If you don't remember your password, you can reset it by entering your email address and clicking the Reset Password button. You will then receive an email that contains a secure link for resetting your password
If the address matches a valid account an email will be sent to __email__ with instructions for resetting your password
We report a case of subperiosteal orbital hemorrhage secondary to sinusitis resulting in visual loss. A 74-year-old male presented to a rural emergency department with a less than 12-hour history of right-sided peri-orbital swelling and subsequent loss of vision in the eye. He had been generally unwell for 2 days before presentation with neck pain and frontal headache. Medical history included Parkinson's disease and his medications included Aspirin.
On examination, visual acuities (VA) were hand motions in the right eye and 6/12 in the left eye. There was right upper lid swelling and restricted eye movements in all directions. There was right-sided proptosis (Fig. 1). He was febrile, and serological testing revealed an elevated white cell count and C-reactive protein.

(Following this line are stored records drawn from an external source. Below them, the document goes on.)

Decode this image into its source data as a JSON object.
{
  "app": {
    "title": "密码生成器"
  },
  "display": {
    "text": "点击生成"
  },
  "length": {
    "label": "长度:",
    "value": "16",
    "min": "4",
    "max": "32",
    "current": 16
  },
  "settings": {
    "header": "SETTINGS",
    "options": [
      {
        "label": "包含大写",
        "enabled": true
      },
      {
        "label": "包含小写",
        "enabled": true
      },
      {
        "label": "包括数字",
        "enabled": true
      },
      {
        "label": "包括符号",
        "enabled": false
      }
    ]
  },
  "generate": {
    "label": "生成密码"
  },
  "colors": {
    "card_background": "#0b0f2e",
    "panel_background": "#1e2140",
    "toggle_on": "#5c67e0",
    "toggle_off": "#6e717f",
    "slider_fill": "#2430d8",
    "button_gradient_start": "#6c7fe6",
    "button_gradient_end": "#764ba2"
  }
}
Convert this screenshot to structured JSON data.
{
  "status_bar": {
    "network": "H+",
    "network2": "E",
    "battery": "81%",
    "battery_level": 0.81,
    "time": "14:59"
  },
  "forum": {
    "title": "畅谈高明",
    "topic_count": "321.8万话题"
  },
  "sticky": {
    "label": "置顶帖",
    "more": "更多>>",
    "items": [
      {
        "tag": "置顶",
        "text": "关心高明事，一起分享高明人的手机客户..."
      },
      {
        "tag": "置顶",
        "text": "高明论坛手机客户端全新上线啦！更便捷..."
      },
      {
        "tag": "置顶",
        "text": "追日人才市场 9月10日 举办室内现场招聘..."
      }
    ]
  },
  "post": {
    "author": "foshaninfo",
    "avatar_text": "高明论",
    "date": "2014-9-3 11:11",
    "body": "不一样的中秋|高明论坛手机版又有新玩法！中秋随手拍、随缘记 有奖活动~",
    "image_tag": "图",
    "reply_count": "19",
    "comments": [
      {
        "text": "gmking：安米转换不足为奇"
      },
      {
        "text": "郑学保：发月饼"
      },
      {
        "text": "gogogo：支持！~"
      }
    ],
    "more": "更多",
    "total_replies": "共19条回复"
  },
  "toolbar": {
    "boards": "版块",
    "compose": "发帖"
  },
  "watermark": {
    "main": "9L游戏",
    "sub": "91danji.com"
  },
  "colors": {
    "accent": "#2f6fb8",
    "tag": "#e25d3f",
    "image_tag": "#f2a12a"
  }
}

The patient underwent an urgent canthotomy and cantholysis. Urgent computed tomography (CT) demonstrated a subperiosteal mass in the right superior orbit and opacification of the right sphenoid and ethmoid sinuses. Magnetic resonance imaging (MRI) demonstrated a well-defined orbital lesion that was bi-convex and showed T1-weighted hypointensity and T2-weighted hyperintensity (Fig. 2).
He received antibiotics and was transferred to a tertiary centre by air transport. On arrival, the right VA was perception of light; there was 8 mm of right proptosis, near total ophthalmoplegia, and a right relative afferent pupillary defect. A right temporal disc hemorrhage was present, and the orbit was tight. The initial cantholysis was assessed as incomplete and was immediately released before transfer to theatre where drainage of the orbital collection was performed. The superior orbit was approached via a sub-brow incision, where dark blood was released. A limited functional endoscopic sinus surgery was performed with pus drained from his posterior ethmoid and sphenoid sinuses.
After 24 hours, the right VA was hand motions in the right eye and progressed to counting fingers after 48 hours. After 5 days, the VA was 6/60, only in the inferior hemifield. He received IV antibiotics for a total of 5 days and was discharged on a further 10-day course of antibiotics. No growth was cultured from swabs from the orbit or sinuses. At 3 months visual loss from presumed inferior anterior ischemic optic neuropathy was sustained.
Reports of nontraumatic subperiosteal hematoma are uncommon and are typically associated with sudden events of raised cranial venous pressure.
Harris et al postulated that orbital hemorrhage secondary to sinusitis may be caused by the transmission of phlebitis from the sinus mucosa to periorbital veins, resulting in subsequent rupture of the vessels due to vessel erosion or congestion.
This may explain the superior visual field defect seen in our patient. Optic nerve compromise and degree of stretch due to proptosis do not correlate with visual loss; however, acute stretching may result in permanent deficits.
The differential diagnosis included a subperiosteal abscess. The coronal CT appearance of acute subperiosteal orbital hemorrhage is described as, “A well-defined, biconvex, non-enhancing extraconal mass with a homogeneous, high-density and a broad base abutting the bony orbit displacing peripheral fat toward the centre of the orbit.” MRI features are described as “a well-defined mass of varied signal intensity depending on the age of the haematoma.”
In contrast, subperiosteal abscesses are described as a “biconvex, well-defined mass of relatively homogenous density lower than extraocular muscle and higher than aqueous humour with a small amount of high density cotton like shadow with walls of moderate density” on coronal CT.
MRI features were described as a “biconvex, well-defined, lesion showing T1 weighted hypo-intensity and T2 weighted hyper-intensity with arch shaped hypo-intensity on T1 and T2 weighted images displayed at the abscess wall.”